● WHAT YOU HAVE TO DO
An exact reproduction of all the data is needed, with no images in it.

● DATA IN THIS EXERCISE
--- START ---

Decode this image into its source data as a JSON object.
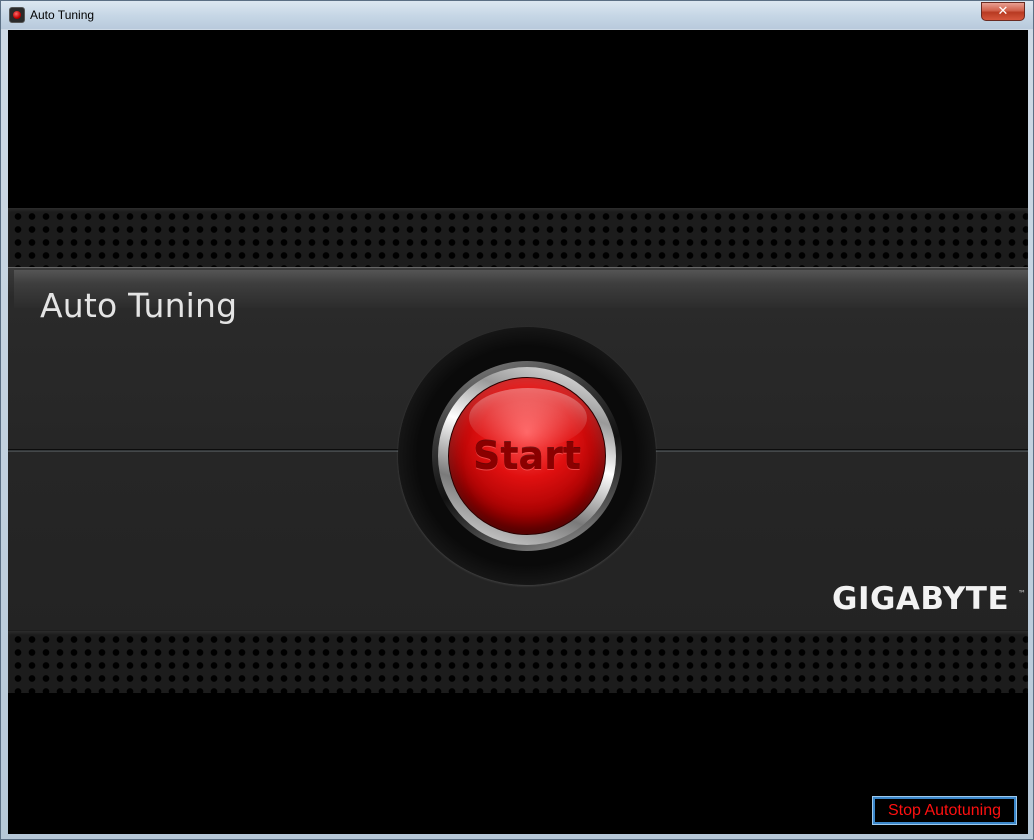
{
  "window": {
    "title": "Auto Tuning",
    "icon": "app-red-dot-icon",
    "close_label": "✕"
  },
  "panel": {
    "title": "Auto Tuning",
    "start_label": "Start",
    "logo_text": "GIGABYTE",
    "logo_tm": "™"
  },
  "footer": {
    "stop_label": "Stop Autotuning"
  },
  "colors": {
    "start_button": "#d00000",
    "stop_text": "#ff1010",
    "stop_border": "#3a86c9",
    "background": "#000000"
  }
}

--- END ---

● WRITTEN RESPONSE
Decode this image into its source data as a JSON object.
{
  "window": {
    "title": "Auto Tuning",
    "icon": "app-red-dot-icon",
    "close_label": "✕"
  },
  "panel": {
    "title": "Auto Tuning",
    "start_label": "Start",
    "logo_text": "GIGABYTE",
    "logo_tm": "™"
  },
  "footer": {
    "stop_label": "Stop Autotuning"
  },
  "colors": {
    "start_button": "#d00000",
    "stop_text": "#ff1010",
    "stop_border": "#3a86c9",
    "background": "#000000"
  }
}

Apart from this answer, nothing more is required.